- 20% are from black minority ethnic (BME) background
- 18% are male
- 10% are aged 24 or younger (with an average age for all workers of 43 years)
- 22% are aged 55 or over
- 2% have declared a disability.
The latest figures suggest that the adult social care sector will need 275,000 more workers by 2025, and with an average of 90,000 people leaving the sector every day, employers are exploring new ways to widen their pool of applicants.
To meet future workforce demand, Skills for Care is supporting adult social care employers to look beyond traditional recruitment strategies and ‘look past the label’ to recruit people from traditionally under-represented groups who have the right values to work in social care.
This could include:
- military veterans
- homeless people
- care leavers
- people who experience mental ill-health
- disabled people
- people who are long termed unemployed
- minority groups where representation is low within the workforce
- recovering addicts.
They want to work with existing or new initiatives in England that support people from under-represented groups into education, training and/or employment, to run pilot projects that contextualise the support already available for social care and health roles.
They have funding available to support the projects and are inviting applications from collaborative partnership support models already in operation which could be contextualised for the social care and health sectors. Applications are also welcome from new partnership models or initiatives that can clearly demonstrate their ability to explore and deliver models within the project timescales.

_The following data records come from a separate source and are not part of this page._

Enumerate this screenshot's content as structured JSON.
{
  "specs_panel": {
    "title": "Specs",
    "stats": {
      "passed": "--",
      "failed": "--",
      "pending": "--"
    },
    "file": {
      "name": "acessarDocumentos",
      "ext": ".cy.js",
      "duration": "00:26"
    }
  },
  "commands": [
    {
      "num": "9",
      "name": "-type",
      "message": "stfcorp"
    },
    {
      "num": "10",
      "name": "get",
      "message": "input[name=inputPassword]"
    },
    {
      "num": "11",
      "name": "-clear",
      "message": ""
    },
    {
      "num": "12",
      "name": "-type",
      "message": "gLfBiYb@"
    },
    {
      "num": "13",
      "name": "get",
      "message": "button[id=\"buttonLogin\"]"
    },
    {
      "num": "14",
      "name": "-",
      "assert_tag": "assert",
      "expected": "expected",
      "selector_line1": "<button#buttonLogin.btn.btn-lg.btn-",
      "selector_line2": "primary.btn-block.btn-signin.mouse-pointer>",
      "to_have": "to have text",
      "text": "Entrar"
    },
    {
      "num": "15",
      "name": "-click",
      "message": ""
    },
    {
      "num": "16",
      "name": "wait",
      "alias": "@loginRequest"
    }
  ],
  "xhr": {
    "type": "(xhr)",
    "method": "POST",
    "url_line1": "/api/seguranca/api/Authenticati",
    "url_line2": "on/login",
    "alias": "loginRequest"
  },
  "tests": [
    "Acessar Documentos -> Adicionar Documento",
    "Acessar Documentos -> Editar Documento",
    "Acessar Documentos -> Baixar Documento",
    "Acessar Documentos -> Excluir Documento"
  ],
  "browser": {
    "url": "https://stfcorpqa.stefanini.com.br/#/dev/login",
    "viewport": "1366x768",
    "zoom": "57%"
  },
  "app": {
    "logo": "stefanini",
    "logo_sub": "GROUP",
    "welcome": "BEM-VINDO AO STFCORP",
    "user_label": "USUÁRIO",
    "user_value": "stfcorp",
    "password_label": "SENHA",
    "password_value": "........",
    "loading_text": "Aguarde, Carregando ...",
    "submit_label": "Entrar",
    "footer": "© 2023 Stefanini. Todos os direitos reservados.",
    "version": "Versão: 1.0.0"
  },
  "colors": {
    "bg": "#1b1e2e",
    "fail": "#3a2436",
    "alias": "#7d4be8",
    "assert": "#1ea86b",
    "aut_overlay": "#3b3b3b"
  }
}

All tender documents must be returned to Skills for Care no later than 12 noon on Tuesday 13 June 2017.